[Website and app data records]

----------

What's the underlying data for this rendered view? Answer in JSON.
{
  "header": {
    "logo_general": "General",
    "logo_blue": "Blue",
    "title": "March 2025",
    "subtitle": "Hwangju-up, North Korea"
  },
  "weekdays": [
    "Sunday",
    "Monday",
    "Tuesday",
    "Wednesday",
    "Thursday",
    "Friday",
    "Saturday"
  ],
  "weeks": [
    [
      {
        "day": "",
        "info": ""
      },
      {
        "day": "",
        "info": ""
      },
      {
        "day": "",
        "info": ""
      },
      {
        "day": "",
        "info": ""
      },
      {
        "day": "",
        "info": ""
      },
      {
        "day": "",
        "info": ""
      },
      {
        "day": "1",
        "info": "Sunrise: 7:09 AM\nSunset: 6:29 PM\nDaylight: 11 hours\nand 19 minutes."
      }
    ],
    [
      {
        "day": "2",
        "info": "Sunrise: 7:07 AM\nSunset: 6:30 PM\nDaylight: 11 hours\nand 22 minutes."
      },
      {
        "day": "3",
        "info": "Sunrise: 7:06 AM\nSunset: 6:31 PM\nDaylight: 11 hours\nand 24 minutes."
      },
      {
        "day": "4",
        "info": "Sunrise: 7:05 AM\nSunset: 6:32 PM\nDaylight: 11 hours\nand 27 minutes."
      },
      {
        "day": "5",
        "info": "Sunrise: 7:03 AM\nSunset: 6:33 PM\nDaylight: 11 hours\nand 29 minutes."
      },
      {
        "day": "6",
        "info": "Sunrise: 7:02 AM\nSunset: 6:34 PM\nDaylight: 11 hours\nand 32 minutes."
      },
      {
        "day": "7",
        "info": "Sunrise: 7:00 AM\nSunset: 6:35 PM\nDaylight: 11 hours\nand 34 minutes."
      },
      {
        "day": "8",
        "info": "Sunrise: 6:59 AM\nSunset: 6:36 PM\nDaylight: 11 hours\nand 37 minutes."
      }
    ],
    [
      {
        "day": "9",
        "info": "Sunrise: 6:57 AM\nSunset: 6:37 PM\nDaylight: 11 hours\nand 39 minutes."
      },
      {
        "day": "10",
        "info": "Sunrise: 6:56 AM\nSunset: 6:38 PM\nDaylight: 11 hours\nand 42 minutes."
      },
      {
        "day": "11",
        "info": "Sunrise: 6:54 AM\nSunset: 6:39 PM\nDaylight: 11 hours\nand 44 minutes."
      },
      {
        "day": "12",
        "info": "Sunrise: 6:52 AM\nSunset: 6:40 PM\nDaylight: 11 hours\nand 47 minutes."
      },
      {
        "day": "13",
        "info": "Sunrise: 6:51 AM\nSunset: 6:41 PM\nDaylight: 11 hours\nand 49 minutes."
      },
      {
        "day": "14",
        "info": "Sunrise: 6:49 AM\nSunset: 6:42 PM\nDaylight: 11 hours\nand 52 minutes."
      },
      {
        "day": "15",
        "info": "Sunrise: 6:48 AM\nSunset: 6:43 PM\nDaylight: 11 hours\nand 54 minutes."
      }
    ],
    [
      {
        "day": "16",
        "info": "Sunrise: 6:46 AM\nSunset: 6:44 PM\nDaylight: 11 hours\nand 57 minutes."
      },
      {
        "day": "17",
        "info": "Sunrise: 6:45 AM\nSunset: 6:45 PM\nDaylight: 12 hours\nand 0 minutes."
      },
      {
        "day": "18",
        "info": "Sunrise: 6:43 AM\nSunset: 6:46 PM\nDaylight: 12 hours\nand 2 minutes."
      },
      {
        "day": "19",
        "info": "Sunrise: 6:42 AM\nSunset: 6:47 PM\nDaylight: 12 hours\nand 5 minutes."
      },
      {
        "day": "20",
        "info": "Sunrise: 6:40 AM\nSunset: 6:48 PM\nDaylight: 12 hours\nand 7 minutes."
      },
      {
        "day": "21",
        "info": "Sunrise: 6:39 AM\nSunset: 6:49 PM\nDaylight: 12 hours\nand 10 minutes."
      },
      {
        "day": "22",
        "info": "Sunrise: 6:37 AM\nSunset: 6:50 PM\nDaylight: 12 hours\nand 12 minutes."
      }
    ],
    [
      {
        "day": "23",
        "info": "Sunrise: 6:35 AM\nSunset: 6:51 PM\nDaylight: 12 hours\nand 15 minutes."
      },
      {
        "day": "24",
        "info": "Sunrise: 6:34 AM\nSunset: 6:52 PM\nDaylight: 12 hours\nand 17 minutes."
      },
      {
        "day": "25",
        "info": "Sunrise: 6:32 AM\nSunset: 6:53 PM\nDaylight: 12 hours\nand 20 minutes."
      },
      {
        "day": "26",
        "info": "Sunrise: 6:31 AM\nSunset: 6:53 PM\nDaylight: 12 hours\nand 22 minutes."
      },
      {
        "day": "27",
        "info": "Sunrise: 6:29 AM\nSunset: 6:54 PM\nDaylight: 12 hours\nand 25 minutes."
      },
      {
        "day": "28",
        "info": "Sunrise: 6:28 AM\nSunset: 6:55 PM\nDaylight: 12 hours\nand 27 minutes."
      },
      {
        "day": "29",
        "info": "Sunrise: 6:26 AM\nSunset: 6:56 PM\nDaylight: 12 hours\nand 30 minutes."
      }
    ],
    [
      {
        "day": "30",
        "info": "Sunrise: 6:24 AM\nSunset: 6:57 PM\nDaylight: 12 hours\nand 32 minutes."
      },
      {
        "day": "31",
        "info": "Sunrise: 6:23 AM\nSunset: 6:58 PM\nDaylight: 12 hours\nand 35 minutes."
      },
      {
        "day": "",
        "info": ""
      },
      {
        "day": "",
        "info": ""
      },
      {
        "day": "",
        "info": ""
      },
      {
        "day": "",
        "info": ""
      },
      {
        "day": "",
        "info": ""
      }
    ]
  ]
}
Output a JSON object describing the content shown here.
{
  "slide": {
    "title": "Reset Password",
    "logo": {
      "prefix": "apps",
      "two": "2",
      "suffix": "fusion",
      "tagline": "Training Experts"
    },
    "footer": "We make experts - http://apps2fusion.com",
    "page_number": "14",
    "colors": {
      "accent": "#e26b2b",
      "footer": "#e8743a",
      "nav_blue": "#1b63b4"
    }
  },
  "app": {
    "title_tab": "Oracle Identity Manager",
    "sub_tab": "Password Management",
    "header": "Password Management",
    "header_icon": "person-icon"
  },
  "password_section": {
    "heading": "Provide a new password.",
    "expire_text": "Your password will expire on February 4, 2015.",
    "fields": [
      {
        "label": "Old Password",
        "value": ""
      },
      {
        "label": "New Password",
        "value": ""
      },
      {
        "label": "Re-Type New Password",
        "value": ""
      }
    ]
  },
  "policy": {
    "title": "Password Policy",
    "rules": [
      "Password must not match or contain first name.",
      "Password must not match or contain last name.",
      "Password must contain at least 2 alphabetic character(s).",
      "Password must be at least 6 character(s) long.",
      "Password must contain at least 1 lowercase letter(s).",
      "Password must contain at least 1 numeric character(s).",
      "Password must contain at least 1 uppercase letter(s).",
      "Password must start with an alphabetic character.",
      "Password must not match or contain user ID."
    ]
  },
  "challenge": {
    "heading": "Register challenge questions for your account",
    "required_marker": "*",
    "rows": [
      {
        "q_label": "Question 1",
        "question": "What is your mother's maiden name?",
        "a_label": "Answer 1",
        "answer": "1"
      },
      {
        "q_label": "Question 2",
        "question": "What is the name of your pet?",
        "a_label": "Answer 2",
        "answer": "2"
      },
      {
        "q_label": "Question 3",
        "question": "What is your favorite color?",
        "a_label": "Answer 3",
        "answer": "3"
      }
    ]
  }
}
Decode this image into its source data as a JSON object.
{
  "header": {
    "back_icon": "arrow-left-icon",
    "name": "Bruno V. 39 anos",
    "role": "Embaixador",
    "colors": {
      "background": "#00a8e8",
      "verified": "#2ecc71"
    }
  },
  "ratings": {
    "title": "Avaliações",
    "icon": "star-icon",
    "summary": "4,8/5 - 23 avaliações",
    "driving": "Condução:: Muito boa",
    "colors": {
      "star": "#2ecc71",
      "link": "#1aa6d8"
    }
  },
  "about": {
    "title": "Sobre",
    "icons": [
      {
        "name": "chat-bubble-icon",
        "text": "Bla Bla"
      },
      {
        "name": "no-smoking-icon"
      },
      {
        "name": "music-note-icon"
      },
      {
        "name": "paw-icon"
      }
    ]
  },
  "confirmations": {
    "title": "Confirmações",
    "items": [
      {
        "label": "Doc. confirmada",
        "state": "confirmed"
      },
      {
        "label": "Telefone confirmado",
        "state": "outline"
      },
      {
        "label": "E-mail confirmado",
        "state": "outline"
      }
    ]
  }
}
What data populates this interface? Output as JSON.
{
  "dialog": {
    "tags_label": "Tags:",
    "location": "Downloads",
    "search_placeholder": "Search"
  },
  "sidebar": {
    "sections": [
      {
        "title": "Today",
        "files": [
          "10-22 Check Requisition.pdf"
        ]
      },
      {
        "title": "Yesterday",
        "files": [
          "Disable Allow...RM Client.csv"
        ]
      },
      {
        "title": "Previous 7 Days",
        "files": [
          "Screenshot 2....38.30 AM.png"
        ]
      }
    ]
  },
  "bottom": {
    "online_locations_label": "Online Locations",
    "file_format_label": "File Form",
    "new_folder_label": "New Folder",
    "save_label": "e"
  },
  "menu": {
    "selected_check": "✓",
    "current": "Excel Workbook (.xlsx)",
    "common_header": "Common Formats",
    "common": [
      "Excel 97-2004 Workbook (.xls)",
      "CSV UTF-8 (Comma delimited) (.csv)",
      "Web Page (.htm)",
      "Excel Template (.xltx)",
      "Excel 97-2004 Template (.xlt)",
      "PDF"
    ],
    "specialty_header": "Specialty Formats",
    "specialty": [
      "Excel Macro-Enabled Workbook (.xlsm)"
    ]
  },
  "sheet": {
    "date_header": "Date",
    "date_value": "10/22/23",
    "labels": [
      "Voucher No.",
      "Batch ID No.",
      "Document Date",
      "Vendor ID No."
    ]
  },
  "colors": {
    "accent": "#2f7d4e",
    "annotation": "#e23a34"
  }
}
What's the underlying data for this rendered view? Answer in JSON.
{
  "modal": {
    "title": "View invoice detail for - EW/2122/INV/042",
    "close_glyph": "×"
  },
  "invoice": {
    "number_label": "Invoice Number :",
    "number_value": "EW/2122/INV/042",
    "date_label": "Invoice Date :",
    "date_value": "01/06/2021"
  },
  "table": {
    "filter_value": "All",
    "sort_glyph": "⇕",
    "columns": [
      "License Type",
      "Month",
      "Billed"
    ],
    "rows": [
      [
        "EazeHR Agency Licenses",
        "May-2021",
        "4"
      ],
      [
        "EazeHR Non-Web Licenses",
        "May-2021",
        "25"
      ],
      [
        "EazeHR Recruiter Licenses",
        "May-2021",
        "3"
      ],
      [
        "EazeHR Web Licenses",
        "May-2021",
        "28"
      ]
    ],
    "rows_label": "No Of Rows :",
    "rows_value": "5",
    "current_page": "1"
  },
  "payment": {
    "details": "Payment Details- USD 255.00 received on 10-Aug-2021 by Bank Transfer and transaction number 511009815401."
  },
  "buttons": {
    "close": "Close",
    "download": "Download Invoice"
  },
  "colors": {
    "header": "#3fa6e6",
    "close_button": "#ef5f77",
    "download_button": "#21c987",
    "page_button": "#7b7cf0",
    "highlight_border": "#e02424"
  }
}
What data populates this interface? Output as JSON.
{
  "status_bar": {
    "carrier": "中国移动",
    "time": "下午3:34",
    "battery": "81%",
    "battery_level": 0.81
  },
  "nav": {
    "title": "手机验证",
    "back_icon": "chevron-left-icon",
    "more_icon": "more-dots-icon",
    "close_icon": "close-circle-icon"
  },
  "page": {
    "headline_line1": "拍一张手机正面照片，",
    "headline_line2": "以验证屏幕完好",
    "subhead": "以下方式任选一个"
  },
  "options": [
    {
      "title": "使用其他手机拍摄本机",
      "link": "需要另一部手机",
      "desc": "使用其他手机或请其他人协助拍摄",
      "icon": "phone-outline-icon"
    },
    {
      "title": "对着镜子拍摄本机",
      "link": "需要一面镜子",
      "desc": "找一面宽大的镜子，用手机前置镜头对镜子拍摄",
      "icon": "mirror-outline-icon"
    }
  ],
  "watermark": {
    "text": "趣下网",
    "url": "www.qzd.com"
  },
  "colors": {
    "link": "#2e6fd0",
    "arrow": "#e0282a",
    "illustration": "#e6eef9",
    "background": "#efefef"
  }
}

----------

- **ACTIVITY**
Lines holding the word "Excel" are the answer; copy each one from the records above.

- **COMPLETED EXERCISE**
    "current": "Excel Workbook (.xlsx)",
      "Excel 97-2004 Workbook (.xls)",
      "Excel Template (.xltx)",
      "Excel 97-2004 Template (.xlt)",
      "Excel Macro-Enabled Workbook (.xlsm)"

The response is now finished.